The Government wants to shift vulnerable people arriving at police stations and courts towards securer hospitals and it announced an extension of this “early diversion” scheme on Friday.
However, a post-code lottery often dictates whether beds are available in acute units.
Mr Hardwick, 54, applauded the initiative but warned actions would count.
He said mental health had been for far too long the backwater of criminal justice policy.
The lack of progress struck him when he visited High Down Prison in Banstead, Surrey, last year.
It was built on the site of the former Banstead Lunatic Asylum, close to where he grew up and he was moved by how little had changed.
He said: “Many of the people there were the same as those held in Banstead all those years ago because we can’t seem to think of something better to do with them.
“We’ve gone backwards.
“I’d understood there are people with mental health problems in prisons and I’d understood that intellectually, but what I hadn’t been prepared for was the scale, the proportion and how visible and obvious it is.
“If you said to me, ‘Are the sorts of people we’ve talked about safe in prison?’ they definitely are not if you are mentally ill.”
He said one of the saddest aspects of his job was dealing with letters from the mothers of mentally ill prisoners.
He said: “If you were a mum, it would be your worst nightmare if your son or daughter has developed a schizophrenic illness and they’re struggling to look after themselves and where they end up is not the hospital they need but Wormwood Scrubs or Wandsworth Prison where they’re getting into more trouble, then segregated and getting bullied.
“You’d be at your wit’s end.
“The fundamental problem is not medical care, the fundamental problem is the environment they’re in.
“Prison couldn’t be a worse environment for people with mental health problems.
“It’s frightening, it’s stressful, a lot of time is being isolated, you have little stimulation.
“You couldn’t think of a less therapeutic environment than a prison if you designed it.
“The mums are right to be worried.”
Mr Hardwick said all prison officers should be trained in mental health issues so they could spot telltale signs of depression and other illnesses before they develop into serious harm or suicide.
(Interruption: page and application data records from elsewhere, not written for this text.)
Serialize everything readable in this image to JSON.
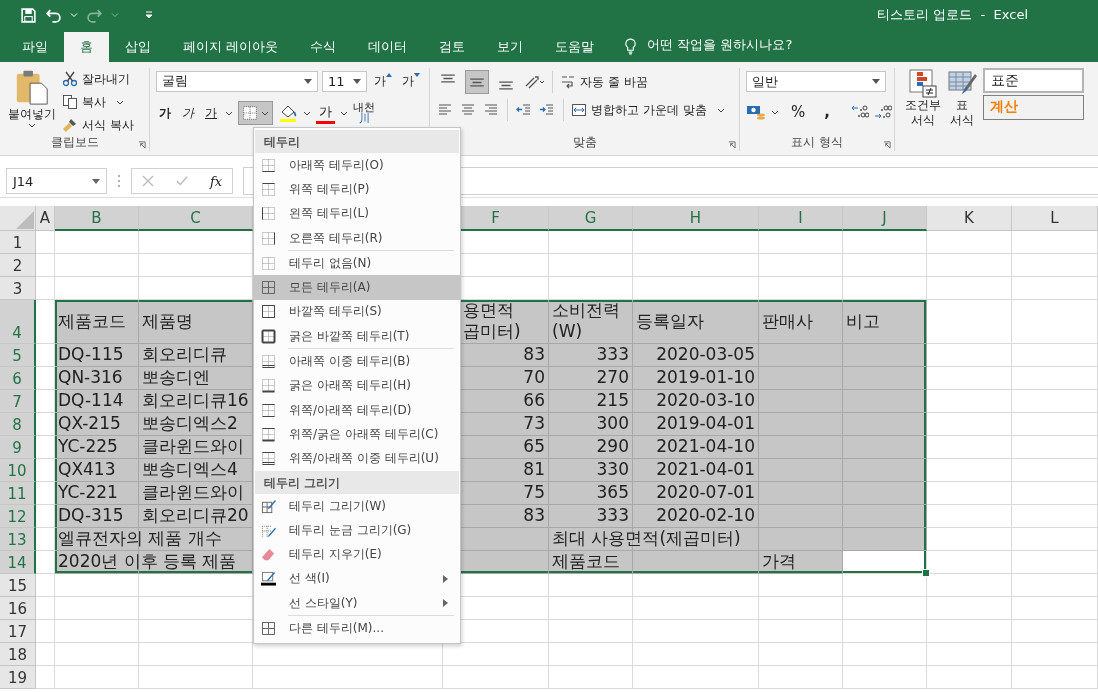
{
  "title_bar": {
    "title": "티스토리 업로드  -  Excel",
    "redo_disabled": true
  },
  "tabs": [
    {
      "label": "파일",
      "selected": false
    },
    {
      "label": "홈",
      "selected": true
    },
    {
      "label": "삽입",
      "selected": false
    },
    {
      "label": "페이지 레이아웃",
      "selected": false
    },
    {
      "label": "수식",
      "selected": false
    },
    {
      "label": "데이터",
      "selected": false
    },
    {
      "label": "검토",
      "selected": false
    },
    {
      "label": "보기",
      "selected": false
    },
    {
      "label": "도움말",
      "selected": false
    }
  ],
  "tell_me": {
    "text": "어떤 작업을 원하시나요?"
  },
  "clipboard": {
    "paste": "붙여넣기",
    "cut": "잘라내기",
    "copy": "복사",
    "format_painter": "서식 복사",
    "label": "클립보드"
  },
  "font": {
    "font_name": "굴림",
    "font_size": "11",
    "grow": "가",
    "shrink": "가",
    "bold": "가",
    "italic": "가",
    "underline": "가",
    "border_pressed": true,
    "font_color": "가",
    "phonetic_top": "내천",
    "phonetic_bottom": "川"
  },
  "alignment": {
    "vertical": [
      {
        "kind": "top",
        "selected": false
      },
      {
        "kind": "middle",
        "selected": true
      },
      {
        "kind": "bottom",
        "selected": false
      }
    ],
    "wrap": "자동 줄 바꿈",
    "merge": "병합하고 가운데 맞춤",
    "label": "맞춤"
  },
  "number": {
    "format": "일반",
    "percent": "%",
    "comma": ",",
    "label": "표시 형식"
  },
  "styles": {
    "conditional": "조건부\n서식",
    "table": "표\n서식",
    "cell_styles": [
      {
        "label": "표준",
        "kind": "normal"
      },
      {
        "label": "계산",
        "kind": "calculation"
      }
    ]
  },
  "formula_bar": {
    "name_box": "J14",
    "fx": "fx"
  },
  "sheet": {
    "columns": [
      {
        "label": "A",
        "selected": false
      },
      {
        "label": "B",
        "selected": true
      },
      {
        "label": "C",
        "selected": true
      },
      {
        "label": "F",
        "selected": true
      },
      {
        "label": "G",
        "selected": true
      },
      {
        "label": "H",
        "selected": true
      },
      {
        "label": "I",
        "selected": true
      },
      {
        "label": "J",
        "selected": true
      },
      {
        "label": "K",
        "selected": false
      },
      {
        "label": "L",
        "selected": false
      }
    ],
    "rows": [
      {
        "number": "1",
        "selected": false
      },
      {
        "number": "2",
        "selected": false
      },
      {
        "number": "3",
        "selected": false
      },
      {
        "number": "4",
        "selected": true,
        "cells": [
          {
            "filled": false
          },
          {
            "text": "제품코드",
            "kind": "text",
            "filled": true
          },
          {
            "text": "제품명",
            "kind": "text",
            "filled": true
          },
          {
            "text": "용면적\n곱미터)",
            "kind": "partial",
            "filled": true
          },
          {
            "text": "소비전력\n(W)",
            "kind": "text",
            "filled": true
          },
          {
            "text": "등록일자",
            "kind": "text",
            "filled": true
          },
          {
            "text": "판매사",
            "kind": "text",
            "filled": true
          },
          {
            "text": "비고",
            "kind": "text",
            "filled": true
          },
          {
            "filled": false
          },
          {
            "filled": false
          }
        ]
      },
      {
        "number": "5",
        "selected": true,
        "cells": [
          {
            "filled": false
          },
          {
            "text": "DQ-115",
            "kind": "text",
            "filled": true
          },
          {
            "text": "회오리디큐",
            "kind": "text",
            "filled": true
          },
          {
            "text": "83",
            "kind": "number",
            "filled": true
          },
          {
            "text": "333",
            "kind": "number",
            "filled": true
          },
          {
            "text": "2020-03-05",
            "kind": "number",
            "filled": true
          },
          {
            "filled": true
          },
          {
            "filled": true
          },
          {
            "filled": false
          },
          {
            "filled": false
          }
        ]
      },
      {
        "number": "6",
        "selected": true,
        "cells": [
          {
            "filled": false
          },
          {
            "text": "QN-316",
            "kind": "text",
            "filled": true
          },
          {
            "text": "뽀송디엔",
            "kind": "text",
            "filled": true
          },
          {
            "text": "70",
            "kind": "number",
            "filled": true
          },
          {
            "text": "270",
            "kind": "number",
            "filled": true
          },
          {
            "text": "2019-01-10",
            "kind": "number",
            "filled": true
          },
          {
            "filled": true
          },
          {
            "filled": true
          },
          {
            "filled": false
          },
          {
            "filled": false
          }
        ]
      },
      {
        "number": "7",
        "selected": true,
        "cells": [
          {
            "filled": false
          },
          {
            "text": "DQ-114",
            "kind": "text",
            "filled": true
          },
          {
            "text": "회오리디큐16",
            "kind": "text",
            "filled": true
          },
          {
            "text": "66",
            "kind": "number",
            "filled": true
          },
          {
            "text": "215",
            "kind": "number",
            "filled": true
          },
          {
            "text": "2020-03-10",
            "kind": "number",
            "filled": true
          },
          {
            "filled": true
          },
          {
            "filled": true
          },
          {
            "filled": false
          },
          {
            "filled": false
          }
        ]
      },
      {
        "number": "8",
        "selected": true,
        "cells": [
          {
            "filled": false
          },
          {
            "text": "QX-215",
            "kind": "text",
            "filled": true
          },
          {
            "text": "뽀송디엑스2",
            "kind": "text",
            "filled": true
          },
          {
            "text": "73",
            "kind": "number",
            "filled": true
          },
          {
            "text": "300",
            "kind": "number",
            "filled": true
          },
          {
            "text": "2019-04-01",
            "kind": "number",
            "filled": true
          },
          {
            "filled": true
          },
          {
            "filled": true
          },
          {
            "filled": false
          },
          {
            "filled": false
          }
        ]
      },
      {
        "number": "9",
        "selected": true,
        "cells": [
          {
            "filled": false
          },
          {
            "text": "YC-225",
            "kind": "text",
            "filled": true
          },
          {
            "text": "클라윈드와이",
            "kind": "text",
            "filled": true
          },
          {
            "text": "65",
            "kind": "number",
            "filled": true
          },
          {
            "text": "290",
            "kind": "number",
            "filled": true
          },
          {
            "text": "2021-04-10",
            "kind": "number",
            "filled": true
          },
          {
            "filled": true
          },
          {
            "filled": true
          },
          {
            "filled": false
          },
          {
            "filled": false
          }
        ]
      },
      {
        "number": "10",
        "selected": true,
        "cells": [
          {
            "filled": false
          },
          {
            "text": "QX413",
            "kind": "text",
            "filled": true
          },
          {
            "text": "뽀송디엑스4",
            "kind": "text",
            "filled": true
          },
          {
            "text": "81",
            "kind": "number",
            "filled": true
          },
          {
            "text": "330",
            "kind": "number",
            "filled": true
          },
          {
            "text": "2021-04-01",
            "kind": "number",
            "filled": true
          },
          {
            "filled": true
          },
          {
            "filled": true
          },
          {
            "filled": false
          },
          {
            "filled": false
          }
        ]
      },
      {
        "number": "11",
        "selected": true,
        "cells": [
          {
            "filled": false
          },
          {
            "text": "YC-221",
            "kind": "text",
            "filled": true
          },
          {
            "text": "클라윈드와이",
            "kind": "text",
            "filled": true
          },
          {
            "text": "75",
            "kind": "number",
            "filled": true
          },
          {
            "text": "365",
            "kind": "number",
            "filled": true
          },
          {
            "text": "2020-07-01",
            "kind": "number",
            "filled": true
          },
          {
            "filled": true
          },
          {
            "filled": true
          },
          {
            "filled": false
          },
          {
            "filled": false
          }
        ]
      },
      {
        "number": "12",
        "selected": true,
        "cells": [
          {
            "filled": false
          },
          {
            "text": "DQ-315",
            "kind": "text",
            "filled": true
          },
          {
            "text": "회오리디큐20",
            "kind": "text",
            "filled": true
          },
          {
            "text": "83",
            "kind": "number",
            "filled": true
          },
          {
            "text": "333",
            "kind": "number",
            "filled": true
          },
          {
            "text": "2020-02-10",
            "kind": "number",
            "filled": true
          },
          {
            "filled": true
          },
          {
            "filled": true
          },
          {
            "filled": false
          },
          {
            "filled": false
          }
        ]
      },
      {
        "number": "13",
        "selected": true,
        "cells": [
          {
            "filled": false
          },
          {
            "text": "엘큐전자의 제품 개수",
            "kind": "text",
            "filled": true
          },
          {
            "filled": true
          },
          {
            "filled": true
          },
          {
            "text": "최대 사용면적(제곱미터)",
            "kind": "text",
            "filled": true
          },
          {
            "filled": true
          },
          {
            "filled": true
          },
          {
            "filled": true
          },
          {
            "filled": false
          },
          {
            "filled": false
          }
        ]
      },
      {
        "number": "14",
        "selected": true,
        "cells": [
          {
            "filled": false
          },
          {
            "text": "2020년 이후 등록 제품",
            "kind": "text",
            "filled": true
          },
          {
            "filled": true
          },
          {
            "filled": true
          },
          {
            "text": "제품코드",
            "kind": "text",
            "filled": true
          },
          {
            "filled": true
          },
          {
            "text": "가격",
            "kind": "text",
            "filled": true
          },
          {
            "filled": false
          },
          {
            "filled": false
          },
          {
            "filled": false
          }
        ]
      },
      {
        "number": "15",
        "selected": false
      },
      {
        "number": "16",
        "selected": false
      },
      {
        "number": "17",
        "selected": false
      },
      {
        "number": "18",
        "selected": false
      },
      {
        "number": "19",
        "selected": false
      }
    ]
  },
  "menu": {
    "sections": [
      {
        "title": "테두리",
        "items": [
          {
            "label": "아래쪽 테두리(O)",
            "kind": "bottom",
            "selected": false
          },
          {
            "label": "위쪽 테두리(P)",
            "kind": "top",
            "selected": false
          },
          {
            "label": "왼쪽 테두리(L)",
            "kind": "left",
            "selected": false
          },
          {
            "label": "오른쪽 테두리(R)",
            "kind": "right",
            "selected": false
          },
          {
            "label": "테두리 없음(N)",
            "kind": "none",
            "selected": false,
            "divider_before": true
          },
          {
            "label": "모든 테두리(A)",
            "kind": "all",
            "selected": true
          },
          {
            "label": "바깥쪽 테두리(S)",
            "kind": "outside",
            "selected": false
          },
          {
            "label": "굵은 바깥쪽 테두리(T)",
            "kind": "thick_outside",
            "selected": false
          },
          {
            "label": "아래쪽 이중 테두리(B)",
            "kind": "double_bottom",
            "selected": false,
            "divider_before": true
          },
          {
            "label": "굵은 아래쪽 테두리(H)",
            "kind": "thick_bottom",
            "selected": false
          },
          {
            "label": "위쪽/아래쪽 테두리(D)",
            "kind": "top_bottom",
            "selected": false
          },
          {
            "label": "위쪽/굵은 아래쪽 테두리(C)",
            "kind": "top_thick_bottom",
            "selected": false
          },
          {
            "label": "위쪽/아래쪽 이중 테두리(U)",
            "kind": "top_double_bottom",
            "selected": false
          }
        ]
      },
      {
        "title": "테두리 그리기",
        "items": [
          {
            "label": "테두리 그리기(W)",
            "kind": "draw",
            "selected": false
          },
          {
            "label": "테두리 눈금 그리기(G)",
            "kind": "draw_grid",
            "selected": false
          },
          {
            "label": "테두리 지우기(E)",
            "kind": "erase",
            "selected": false
          },
          {
            "label": "선 색(I)",
            "kind": "line_color",
            "selected": false,
            "submenu": true
          },
          {
            "label": "선 스타일(Y)",
            "kind": "line_style",
            "selected": false,
            "submenu": true
          },
          {
            "label": "다른 테두리(M)...",
            "kind": "all",
            "selected": false,
            "divider_before": true
          }
        ]
      }
    ]
  }
}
Currently, training programmes are left to individual prison governors, but Mr Hardwick wants a national policy.
He had been impressed by a recent inspection of New Hall women’s prison in Wakefield, Yorkshire, where 90 per cent of officers had undergone mental health training.
He said: “I think all prison officers need to be trained to at least a basic level in identifying and dealing with people with mental health problems.
“Where there’s a lower level of training, people don’t understand the behaviour that’s being demonstrated, so they just write off prisoners’ behaviour as being troublesome and bang them up in a cell.
“Training would be better for the prisoner, better for the officers and if that means you can do something more productive with the prisoner when they’re there, it’d better for the public as well because we all want them to be less likely to commit offences when they leave prison.”
He was most concerned about “poor copers”, those prisoners who are quieter and more isolated.
He said: “The noisy ones who are safest because they get the attention; it’s the quite ones who are more at risk because they get neglected.
“They’ll be kept in some small place, often a little workshop, and they’re tucked away.
“They’re the ones who get bullied and are suicide risks.
Mental illness in women’s prisons was also particularly worrying and “shameful”, he said.
An inspection report at Styal Prison in Cheshire last year deeply disturbed him.
He said: “The right word for what was going on at Styal is ‘self-mutilation’. “They were tearing great chunks out of themselves.
“If you had a very a disturbed man and they were tearing great chunks out of other people, there would be huge attention.
“But because they were doing it to themselves, they were simply not getting the level of support required.
“The staff often were simply heroic, but it was just ordinary prison officers dealing with these completely horrendous levels of self-harm.
“It was shameful. These were terribly ill women.
“No one dealing with them thought they were anything other than terribly ill.
“And they were stuck in this unit where ordinary prison officers were just busting a gut to try and stop them.
“When we looked at the use of force incidents, they were predominantly about prison officers cutting them down when they were trying to hang themselves.
“I had no idea it was like that, no idea.”
He added: “I don’t think the public, as a whole, understand just how big a problem this is.
“Yes, treating costs money but it costs a lot of money to keep someone in prison.
“On the whole, the Scandanavian countries are better at dealing with this. They start with the person, not the crimes, so they would look at what interventions does this person need rather than what we do about this crime
The Ministry of Justice said it would assess the results of the training programme at New Hall before deciding “whether there is potential for this to be rolled out further”.